Tsuki no Usagi
Sample inventive drinks and eats at this intimate Ginza dining bar
Originally published on metropolis.co.jp on June 2009In Japan and most of East Asia, the legend of “the man in the moon” is replaced by tsuki no usagi, or “the rabbit in the moon,” whose shadow can be seen eternally pounding mochi. So when we wandered into Ginza’s Tsuki no Usagi on a recent Friday evening, we were half expecting to find a bar whose décor was as cutesy as its name.
Instead, we found a space that felt more like someone’s elegant dining room, with dim lighting, plush carpets and high-backed, cloth-covered chairs. The manager claims that the bar can seat up to 46, but the atmosphere is so intimate we could’ve sworn there wasn’t more to the place than the bar counter and a few secluded alcoves. In fact, about halfway through our visit, the arrival of a large group necessitated some reorganizing. The large flower arrangement on our left was moved, and we noticed for the first time that the bar actually widens into a seven-person table. This only adds to the at-home, dining room feel.
For our first round, we ordered a refreshing, summery apple vinegar and ume cocktail (¥880), which came in an enormous glass filled with crushed ice and a thick layer of smashed plums at the bottom. The sour bite perfectly complemented the sweet, fruity taste. Tsuki’s version of salty dog (¥750), meanwhile, was made with rice shochu instead of gin or vodka and came served in the traditional glass with a salted rim.
The bar’s food menu is the epitome of the “quality over quantity” concept. There isn’t a wide selection and the portion sizes are comparatively small, but we had no qualms about either the creativity or taste. We started off with an order of seiro soba (¥800), succulent black-pepper grilled duck (¥1,100) and smoked salmon-wrapped scallops drizzled with a vinaigrette dressing (¥780). We ordered the last one partly out of curiosity, but ended up falling in love with the dish. The dressing was to-die-for, and a sprinkling of smelt roe on top of each bite imparted a perfect salty touch.

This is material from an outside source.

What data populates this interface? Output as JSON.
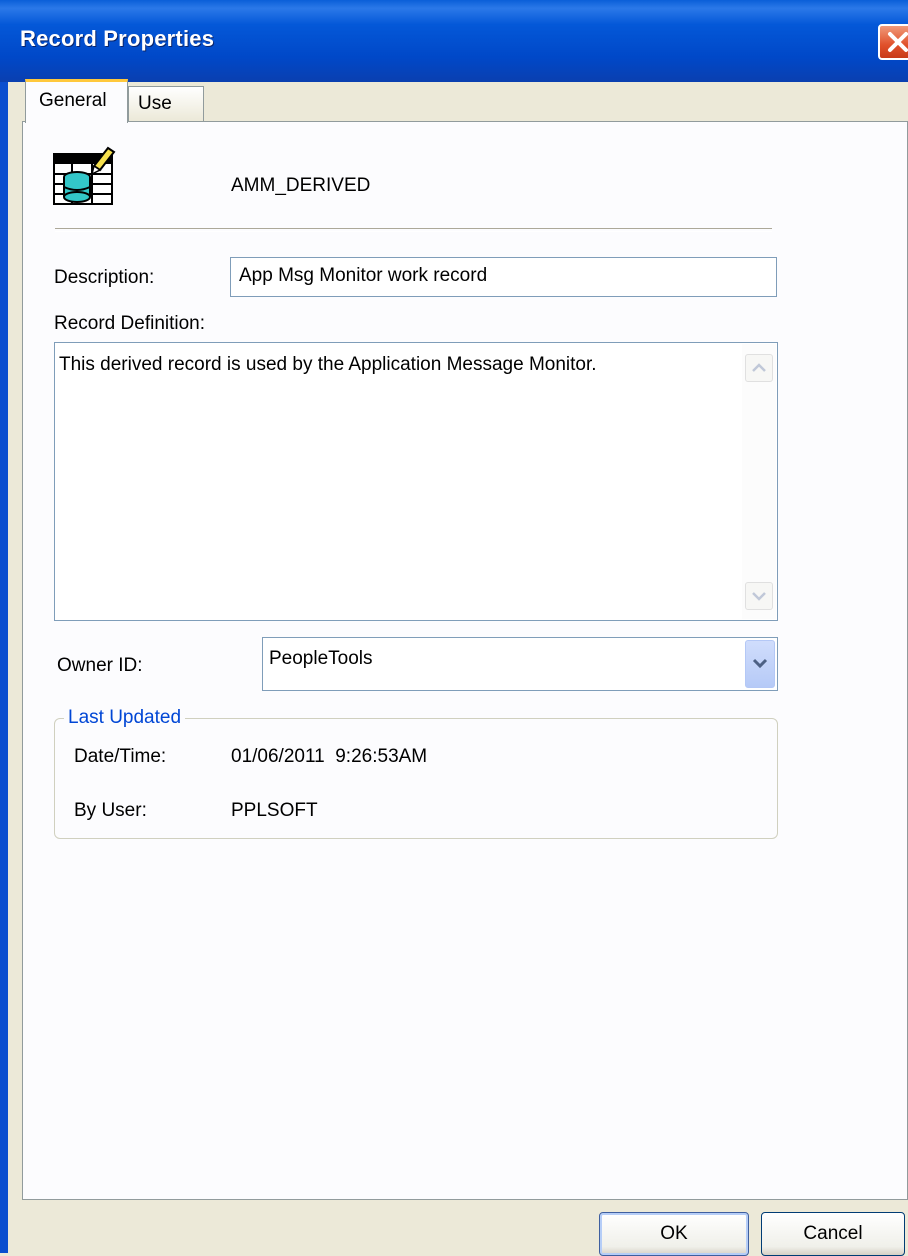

Deciding to finish off our evening with a bit of fizz, we ordered an Usagi (¥1,100), made with champagne, blood-orange juice and raspberry liqueur. The tart orange and syrupy raspberry flavors melded together into a bubbly finish. We contemplated asking for the check, but in the end succumbed to the lure of dessert: a caramelly, crème brulée-like white sesame pudding (¥600). The dish came topped with a scoop of vanilla ice cream that’s—you guessed it—in the shape of a rabbit, complete with red candy eyes and two mint leaves for ears. A bit cutesy, to be sure, but for an otherwise understated and grownup establishment, we had no trouble forgiving this one bit of kitsch.